Under Art 370, Jammu and Kashmir enjoyed a special status in terms of education, land ownership, and work. For the NCJP, the “decision by the Indian Government to revoke Art 370 of the Constitution is simply unacceptable. [. . .] [C]hanging occupied Kashmir's autonomous status [. . .] is a unilateral and illegal move”.
For Mgr Joseph Arshard, archbishop of Islamabad and president of the Catholic Bishops’ Conference of Pakistan, "this move can greatly disturb the peace in South Asia" and the world.
In Pakistan, although the government said that it does not want another war with India, the military has not accepted the fait accompli and will remain vigilant.
So far, the situation in Indian Kashmir has remained calm, experts say. However, hundreds of people have bee detained, a curfew is in place in many places, communications have been cut off, and the Indian military has increased its already massive presence.
UN Secretary-General Antonio Guterres said he was worried about the restrictions imposed by India on Jammu-Kashmir, and urged the two countries to show “maximum restraint”.
NCJP national director Fr Emmanuel Yousaf (Mani) said he would like to see the UN mediate between Delhi and Islamabad to defuse the crisis through the Security Council and its Human Rights Council.

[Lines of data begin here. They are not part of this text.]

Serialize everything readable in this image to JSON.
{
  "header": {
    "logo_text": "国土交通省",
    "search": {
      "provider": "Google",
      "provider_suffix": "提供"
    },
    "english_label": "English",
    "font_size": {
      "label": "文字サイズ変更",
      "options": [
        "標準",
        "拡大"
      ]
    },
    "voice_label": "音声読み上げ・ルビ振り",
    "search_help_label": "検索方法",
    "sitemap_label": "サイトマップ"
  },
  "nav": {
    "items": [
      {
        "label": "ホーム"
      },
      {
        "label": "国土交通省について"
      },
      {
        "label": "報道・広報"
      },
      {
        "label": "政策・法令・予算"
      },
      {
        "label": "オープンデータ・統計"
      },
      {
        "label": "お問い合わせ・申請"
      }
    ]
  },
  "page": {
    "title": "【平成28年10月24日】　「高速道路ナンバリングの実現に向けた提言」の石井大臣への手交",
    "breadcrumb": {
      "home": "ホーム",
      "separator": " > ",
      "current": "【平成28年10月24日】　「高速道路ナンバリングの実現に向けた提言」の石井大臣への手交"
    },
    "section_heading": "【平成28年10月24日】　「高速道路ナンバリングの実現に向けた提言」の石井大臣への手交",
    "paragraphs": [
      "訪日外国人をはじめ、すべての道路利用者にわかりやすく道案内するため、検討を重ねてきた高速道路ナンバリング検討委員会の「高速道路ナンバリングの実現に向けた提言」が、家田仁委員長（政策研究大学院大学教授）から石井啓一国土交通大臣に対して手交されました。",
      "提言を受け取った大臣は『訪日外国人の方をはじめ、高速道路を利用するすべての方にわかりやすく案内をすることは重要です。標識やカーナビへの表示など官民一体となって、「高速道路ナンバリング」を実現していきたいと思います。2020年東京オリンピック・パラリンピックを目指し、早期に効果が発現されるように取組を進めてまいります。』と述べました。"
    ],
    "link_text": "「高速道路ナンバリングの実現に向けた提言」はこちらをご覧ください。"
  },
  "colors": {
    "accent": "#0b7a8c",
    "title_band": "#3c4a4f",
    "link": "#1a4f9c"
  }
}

China too has an interest in the crisis, since Pakistan is one of its major partners in its New Silk Road project, with a major road running right through Pakistani-controlled Kashmir.
Meanwhile, in many Pakistani cities, rallies are being held against India and in support of the people of Jammu and Kashmir.